Search the records for the word "icon" and report each line that has it.

=== Section Start ===

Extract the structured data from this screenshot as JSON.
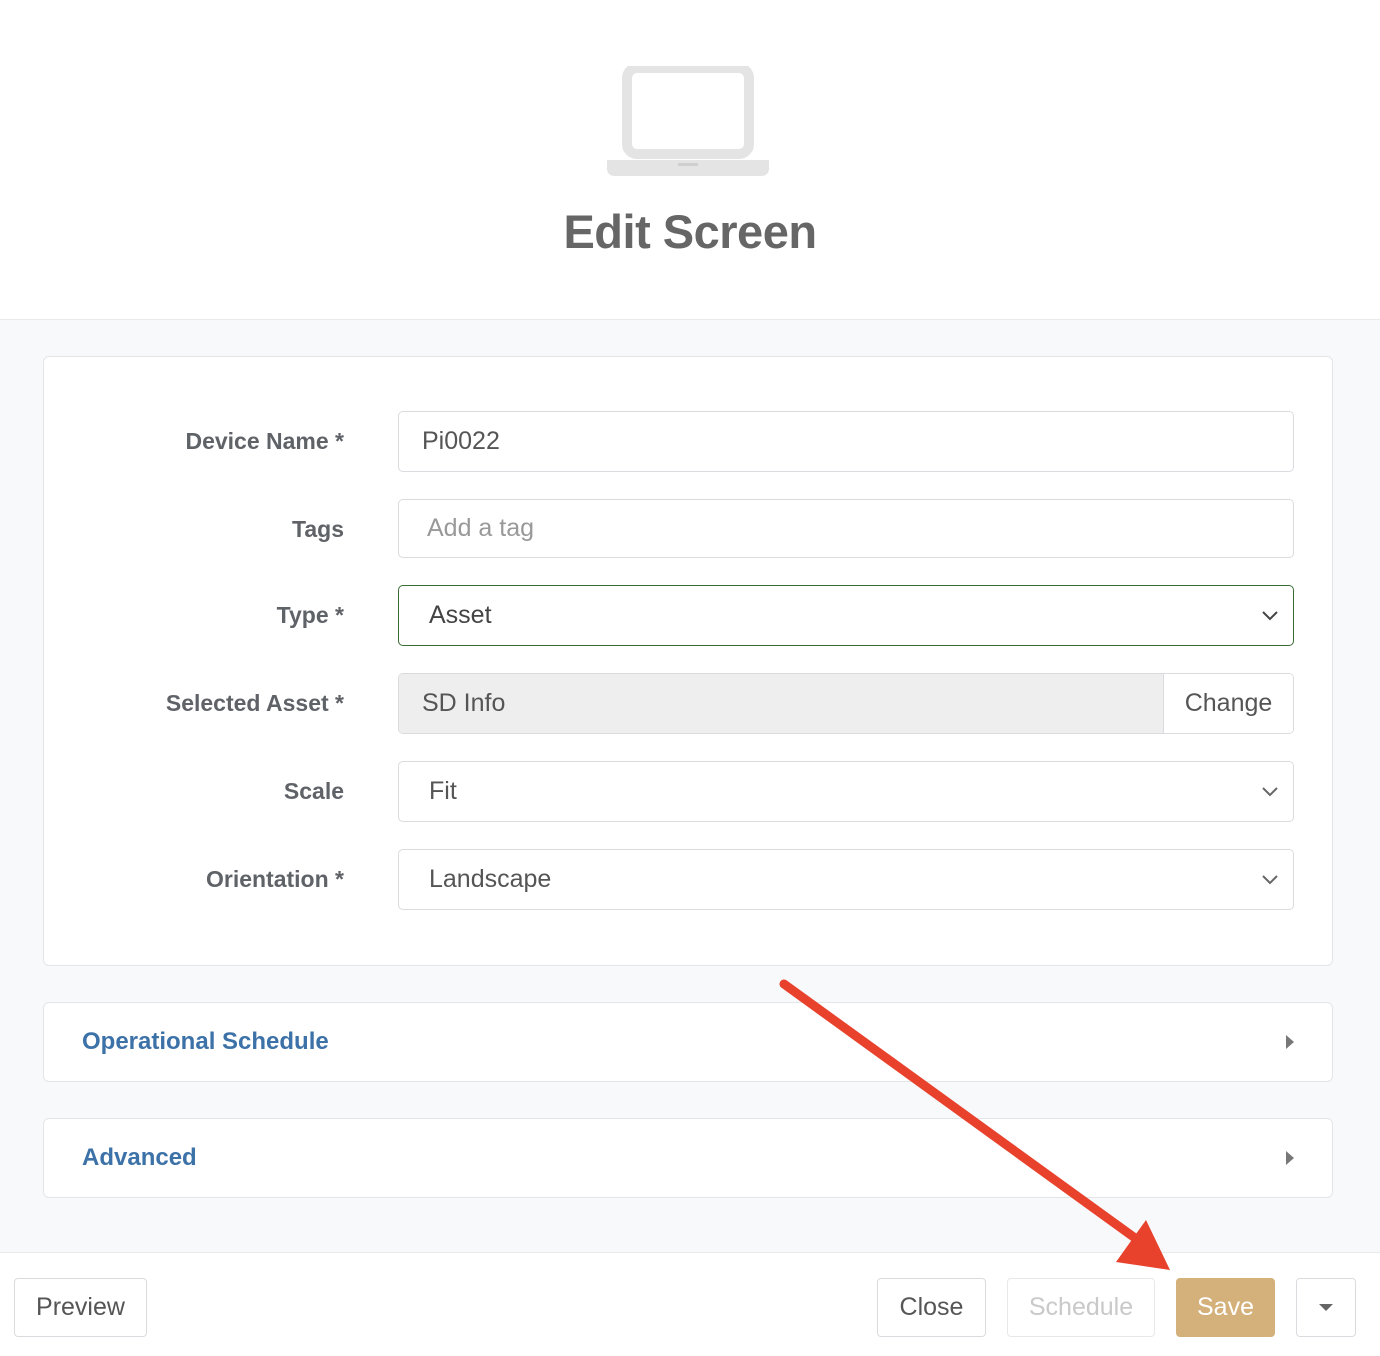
{
  "header": {
    "icon": "laptop-icon",
    "title": "Edit Screen"
  },
  "form": {
    "device_name": {
      "label": "Device Name *",
      "value": "Pi0022"
    },
    "tags": {
      "label": "Tags",
      "placeholder": "Add a tag"
    },
    "type": {
      "label": "Type *",
      "value": "Asset"
    },
    "selected_asset": {
      "label": "Selected Asset *",
      "value": "SD Info",
      "change_label": "Change"
    },
    "scale": {
      "label": "Scale",
      "value": "Fit"
    },
    "orientation": {
      "label": "Orientation *",
      "value": "Landscape"
    }
  },
  "sections": {
    "operational_schedule": "Operational Schedule",
    "advanced": "Advanced"
  },
  "footer": {
    "preview": "Preview",
    "close": "Close",
    "schedule": "Schedule",
    "save": "Save"
  },
  "colors": {
    "accent_link": "#3d72a8",
    "save_button": "#d4b07a",
    "annotation_arrow": "#e8412c",
    "focused_border": "#3a6b35"
  }
}
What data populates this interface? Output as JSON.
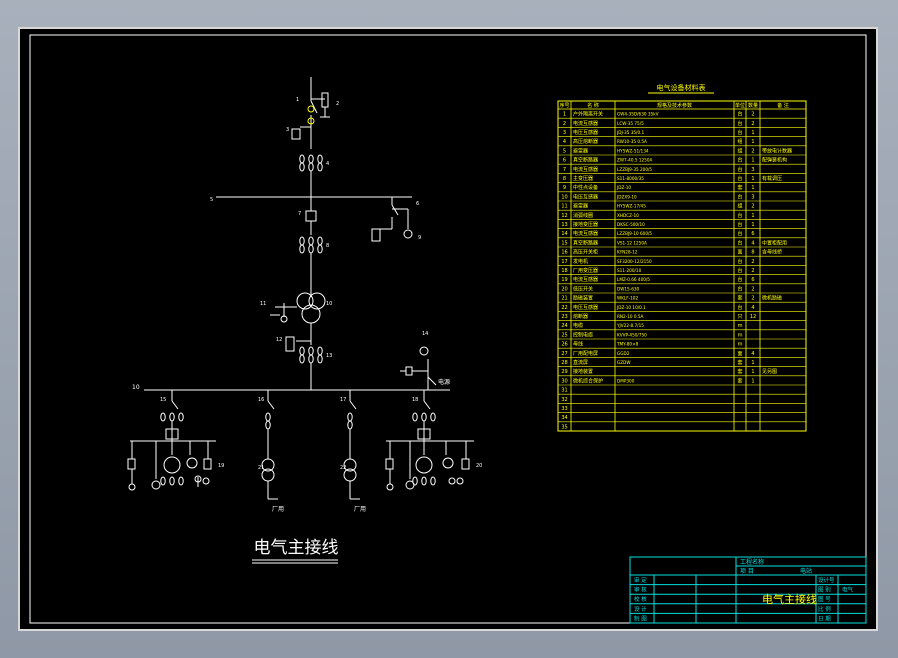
{
  "drawing": {
    "title": "电气主接线",
    "table_title": "电气设备材料表",
    "table_headers": [
      "序号",
      "名 称",
      "规格及技术参数",
      "单位",
      "数量",
      "备 注"
    ],
    "table_rows": [
      {
        "no": "1",
        "name": "户外隔离开关",
        "spec": "GW4-35D/630 35kV",
        "unit": "台",
        "qty": "2",
        "note": ""
      },
      {
        "no": "2",
        "name": "电流互感器",
        "spec": "LCW-35 75/5",
        "unit": "台",
        "qty": "2",
        "note": ""
      },
      {
        "no": "3",
        "name": "电压互感器",
        "spec": "JDJ-35 35/0.1",
        "unit": "台",
        "qty": "1",
        "note": ""
      },
      {
        "no": "4",
        "name": "高压熔断器",
        "spec": "RW10-35 0.5A",
        "unit": "组",
        "qty": "1",
        "note": ""
      },
      {
        "no": "5",
        "name": "避雷器",
        "spec": "HY5WZ-51/134",
        "unit": "组",
        "qty": "2",
        "note": "带放电计数器"
      },
      {
        "no": "6",
        "name": "真空断路器",
        "spec": "ZW7-40.5 1250A",
        "unit": "台",
        "qty": "1",
        "note": "配弹簧机构"
      },
      {
        "no": "7",
        "name": "电流互感器",
        "spec": "LZZBJ9-35 200/5",
        "unit": "台",
        "qty": "3",
        "note": ""
      },
      {
        "no": "8",
        "name": "主变压器",
        "spec": "S11-8000/35",
        "unit": "台",
        "qty": "1",
        "note": "有载调压"
      },
      {
        "no": "9",
        "name": "中性点设备",
        "spec": "JDZ-10",
        "unit": "套",
        "qty": "1",
        "note": ""
      },
      {
        "no": "10",
        "name": "电压互感器",
        "spec": "JDZX9-10",
        "unit": "台",
        "qty": "3",
        "note": ""
      },
      {
        "no": "11",
        "name": "避雷器",
        "spec": "HY5WZ-17/45",
        "unit": "组",
        "qty": "2",
        "note": ""
      },
      {
        "no": "12",
        "name": "消弧线圈",
        "spec": "XHDCZ-10",
        "unit": "台",
        "qty": "1",
        "note": ""
      },
      {
        "no": "13",
        "name": "接地变压器",
        "spec": "DKSC-500/10",
        "unit": "台",
        "qty": "1",
        "note": ""
      },
      {
        "no": "14",
        "name": "电流互感器",
        "spec": "LZZBJ9-10 600/5",
        "unit": "台",
        "qty": "6",
        "note": ""
      },
      {
        "no": "15",
        "name": "真空断路器",
        "spec": "VS1-12 1250A",
        "unit": "台",
        "qty": "4",
        "note": "中置柜配用"
      },
      {
        "no": "16",
        "name": "高压开关柜",
        "spec": "KYN28-12",
        "unit": "面",
        "qty": "8",
        "note": "含母线桥"
      },
      {
        "no": "17",
        "name": "发电机",
        "spec": "SF3200-12/2150",
        "unit": "台",
        "qty": "2",
        "note": ""
      },
      {
        "no": "18",
        "name": "厂用变压器",
        "spec": "S11-200/10",
        "unit": "台",
        "qty": "2",
        "note": ""
      },
      {
        "no": "19",
        "name": "电流互感器",
        "spec": "LMZ-0.66 400/5",
        "unit": "台",
        "qty": "6",
        "note": ""
      },
      {
        "no": "20",
        "name": "低压开关",
        "spec": "DW15-630",
        "unit": "台",
        "qty": "2",
        "note": ""
      },
      {
        "no": "21",
        "name": "励磁装置",
        "spec": "WKLF-102",
        "unit": "套",
        "qty": "2",
        "note": "微机励磁"
      },
      {
        "no": "22",
        "name": "电压互感器",
        "spec": "JDZ-10 10/0.1",
        "unit": "台",
        "qty": "4",
        "note": ""
      },
      {
        "no": "23",
        "name": "熔断器",
        "spec": "RN2-10 0.5A",
        "unit": "只",
        "qty": "12",
        "note": ""
      },
      {
        "no": "24",
        "name": "电缆",
        "spec": "YJV22-8.7/15",
        "unit": "m",
        "qty": "",
        "note": ""
      },
      {
        "no": "25",
        "name": "控制电缆",
        "spec": "KVVP-450/750",
        "unit": "m",
        "qty": "",
        "note": ""
      },
      {
        "no": "26",
        "name": "母线",
        "spec": "TMY-80×8",
        "unit": "m",
        "qty": "",
        "note": ""
      },
      {
        "no": "27",
        "name": "厂用配电屏",
        "spec": "GGD2",
        "unit": "面",
        "qty": "4",
        "note": ""
      },
      {
        "no": "28",
        "name": "直流屏",
        "spec": "GZDW",
        "unit": "套",
        "qty": "1",
        "note": ""
      },
      {
        "no": "29",
        "name": "接地装置",
        "spec": "",
        "unit": "套",
        "qty": "1",
        "note": "见另图"
      },
      {
        "no": "30",
        "name": "微机综合保护",
        "spec": "DMP300",
        "unit": "套",
        "qty": "1",
        "note": ""
      },
      {
        "no": "31",
        "name": "",
        "spec": "",
        "unit": "",
        "qty": "",
        "note": ""
      },
      {
        "no": "32",
        "name": "",
        "spec": "",
        "unit": "",
        "qty": "",
        "note": ""
      },
      {
        "no": "33",
        "name": "",
        "spec": "",
        "unit": "",
        "qty": "",
        "note": ""
      },
      {
        "no": "34",
        "name": "",
        "spec": "",
        "unit": "",
        "qty": "",
        "note": ""
      },
      {
        "no": "35",
        "name": "",
        "spec": "",
        "unit": "",
        "qty": "",
        "note": ""
      }
    ],
    "title_block": {
      "project_label": "工程名称",
      "item_label": "项 目",
      "item_value": "电站",
      "drawing_title": "电气主接线",
      "left_labels": [
        "审 定",
        "审 核",
        "校 核",
        "设 计",
        "制 图"
      ],
      "right_labels": [
        "设计号",
        "图 别",
        "图 号",
        "比 例",
        "日 期"
      ],
      "right_values": [
        "",
        "电气",
        "",
        "",
        ""
      ]
    },
    "bus_left_label": "10",
    "bus_right_label": "电源",
    "feeder_labels": [
      "厂用",
      "厂用"
    ],
    "ref_numbers": [
      "1",
      "2",
      "3",
      "4",
      "5",
      "6",
      "7",
      "8",
      "9",
      "10",
      "11",
      "12",
      "13",
      "14",
      "15",
      "16",
      "17",
      "18",
      "19",
      "20",
      "21",
      "22"
    ]
  },
  "colors": {
    "background": "#000000",
    "line": "#ffffff",
    "table": "#ffff00",
    "title_block": "#00e0e0"
  }
}
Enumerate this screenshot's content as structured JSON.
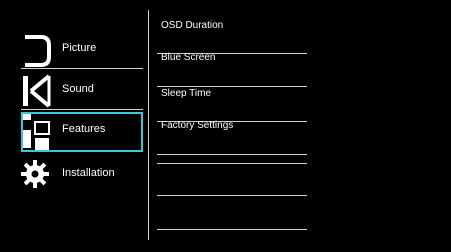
{
  "menu": {
    "items": [
      {
        "label": "Picture",
        "icon": "picture-icon"
      },
      {
        "label": "Sound",
        "icon": "sound-icon"
      },
      {
        "label": "Features",
        "icon": "features-icon",
        "selected": true
      },
      {
        "label": "Installation",
        "icon": "installation-icon"
      }
    ]
  },
  "submenu": {
    "items": [
      {
        "label": "OSD Duration"
      },
      {
        "label": "Blue Screen"
      },
      {
        "label": "Sleep Time"
      },
      {
        "label": "Factory Settings"
      },
      {
        "label": ""
      },
      {
        "label": ""
      },
      {
        "label": ""
      }
    ]
  },
  "colors": {
    "background": "#000000",
    "highlight": "#37c9d8",
    "text": "#ffffff",
    "divider": "#cfcfcf"
  }
}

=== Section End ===

**ANSWER TO THIS EXERCISE:**
    "icon": "laptop-icon",
        "icon": "picture-icon"
        "icon": "sound-icon"
        "icon": "features-icon",
        "icon": "installation-icon"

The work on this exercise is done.